What is a Class Action Settlement?
A class action settlement is reached when both parties in a class action lawsuit have decided that they no longer want to continue litigating the allegations in the class action lawsuit and want to settle the lawsuit, typically with a monetary benefit to the Class. It’s important to note that a class action settlement is not an admission of guilt on the part of the defendant. In most cases, the company facing the class action lawsuit would rather settle the class action lawsuit than go through the expense and uncertainty of going to trial.Some companies will spend months or years fighting a class action lawsuit and won’t settle the case until the Class is officially certified by the judge overseeing the class action lawsuit. Other companies will settle immediately if they wish to avoid the negative press that could come with fighting a class action lawsuit or for a variety of other reasons. Once both the defendant and the plaintiffs tell the court that they agree to the terms of the class action settlement, the judge will typically grant Preliminary Approval to the deal.

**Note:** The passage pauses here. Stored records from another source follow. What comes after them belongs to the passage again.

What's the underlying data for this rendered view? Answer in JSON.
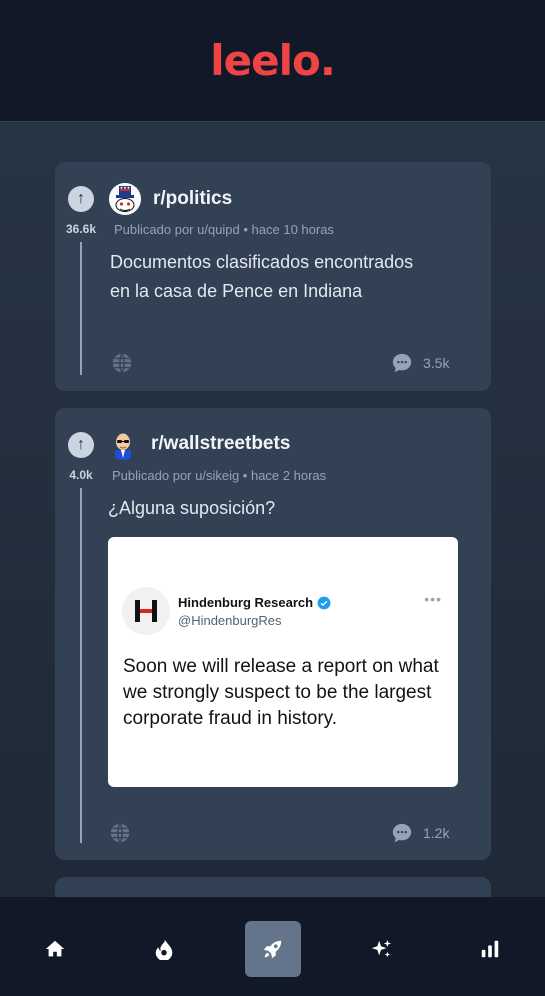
{
  "app": {
    "logo": "leelo."
  },
  "posts": [
    {
      "votes": "36.6k",
      "subreddit": "r/politics",
      "meta": "Publicado por u/quipd • hace 10 horas",
      "title_lines": [
        "Documentos clasificados encontrados",
        "en la casa de Pence en Indiana"
      ],
      "comments": "3.5k"
    },
    {
      "votes": "4.0k",
      "subreddit": "r/wallstreetbets",
      "meta": "Publicado por u/sikeig • hace 2 horas",
      "title": "¿Alguna suposición?",
      "comments": "1.2k",
      "tweet": {
        "name": "Hindenburg Research",
        "handle": "@HindenburgRes",
        "more": "•••",
        "text": "Soon we will release a report on what we strongly suspect to be the largest corporate fraud in history."
      }
    }
  ],
  "nav": {
    "items": [
      "home-icon",
      "fire-icon",
      "rocket-icon",
      "sparkles-icon",
      "chart-icon"
    ],
    "active": "rocket-icon"
  },
  "colors": {
    "accent": "#ef4444",
    "background": "#1f2937",
    "card": "#334155",
    "nav_active": "#64748b"
  }
}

Once Preliminary Approval is granted, the Settlement Administrator will start notifying Class Members, set up a website for Class Members to follow the settlement, and Class Members can start filing claims, if necessary. The class action settlement does not become effective — and awards will not be distributed to valid claimants — until the judge grants Final Approval to the deal. Final Approval is only granted if the judge determines that the settlement terms are fair and once all objections (if any are filed) are resolved.
The two parties and the judge overseeing the case will agree to a clear Class definition, which will determine who is qualified to benefit from the class action settlement. This will typically state the specific product or service at issue; the dates the product/service was purchased; the state(s) where the product/service was purchased, and any other relevant details. If you meet the criteria defined by the court, you can file a claim to receive a payout from the class action settlement.

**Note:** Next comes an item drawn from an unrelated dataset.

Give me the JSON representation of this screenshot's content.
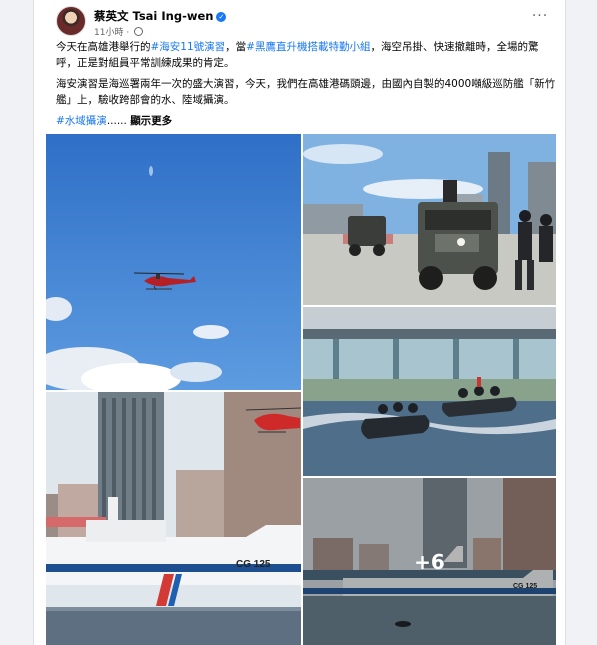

Awards from class action settlements vary widely. In some cases, there is no monetary award, but a substantial benefit to Class Members. Sometimes the award is what is called Injunctive Relief. This is typically a promise by the defendant to no longer engage in the practice at issue. For example, if a company faced a lawsuit over labeling a product as “all natural” when the product contained artificial ingredients, the company will promise to remove “all natural” from its labels. It is not uncommon for monetary relief to be combined with Injunctive Relief.
Filing a Claim & Proof of Purchase

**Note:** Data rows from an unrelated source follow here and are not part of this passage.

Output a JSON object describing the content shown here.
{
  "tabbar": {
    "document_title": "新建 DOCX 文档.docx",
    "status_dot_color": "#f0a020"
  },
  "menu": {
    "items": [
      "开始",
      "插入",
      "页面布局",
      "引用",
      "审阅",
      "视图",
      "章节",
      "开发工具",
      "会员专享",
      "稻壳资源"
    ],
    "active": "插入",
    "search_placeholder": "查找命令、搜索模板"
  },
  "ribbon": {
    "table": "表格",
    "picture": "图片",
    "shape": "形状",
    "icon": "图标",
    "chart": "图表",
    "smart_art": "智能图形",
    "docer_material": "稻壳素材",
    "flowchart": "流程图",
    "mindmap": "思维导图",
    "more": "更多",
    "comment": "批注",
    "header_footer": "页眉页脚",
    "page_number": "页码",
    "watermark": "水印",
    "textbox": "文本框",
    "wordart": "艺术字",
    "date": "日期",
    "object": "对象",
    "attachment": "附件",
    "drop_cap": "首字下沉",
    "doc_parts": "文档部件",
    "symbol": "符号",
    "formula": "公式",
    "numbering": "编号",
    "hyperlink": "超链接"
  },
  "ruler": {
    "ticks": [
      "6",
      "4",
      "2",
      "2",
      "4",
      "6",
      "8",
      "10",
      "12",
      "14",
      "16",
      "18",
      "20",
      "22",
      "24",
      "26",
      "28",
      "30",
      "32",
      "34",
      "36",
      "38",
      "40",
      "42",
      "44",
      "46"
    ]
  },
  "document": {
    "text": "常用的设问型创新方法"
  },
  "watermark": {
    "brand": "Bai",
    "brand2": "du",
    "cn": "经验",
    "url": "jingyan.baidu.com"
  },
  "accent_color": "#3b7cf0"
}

Typically, Class Members will be required to file a claim with the Settlement Administrator if they hope to benefit from the class action settlement. In some cases, Class Members will be required to provide proof of purchase in order to benefit or at least to receive the maximum benefit available. In some cases, the claim will only require Class Members to provide their information along with an affidavit or signature under penalty of perjury that they purchased the product at issue.
There are several important deadlines to pay attention to when participating in a class action settlement:
- Claim Form Deadline: This is the last day in which a claim can be filed online or postmarked if sending via regular U.S. mail.
- Exclusion or “Opt Out” Deadline: This is the last day in which a Class Member may exclude him or herself from a class action settlement. This may be necessary if a Class Member doesn’t agree to the terms of the settlement. If you choose to exclude yourself, you will not be bound by the terms of the settlement agreement, which means you will not receive benefits from the class action settlement but will retain your right to sue the defendant(s) in your own individual lawsuit.
- Objection Deadline: If a Class Member wants to participate in a class action settlement, but they take issue with the terms or they think the payout should be different, he or she may choose to file an objection.
- Final Approval Hearing: This is when the judge will hear arguments about whether or not the settlement should be approved.
Contact Chhabra Gibbs & Herrington PLLC today if you or your loved one need assistance in a Mass Tort or Class Action Lawsuit.
Free Case Evaluation
Contacting the firm is free. We understand that the disputes facing you and your family can seem daunting.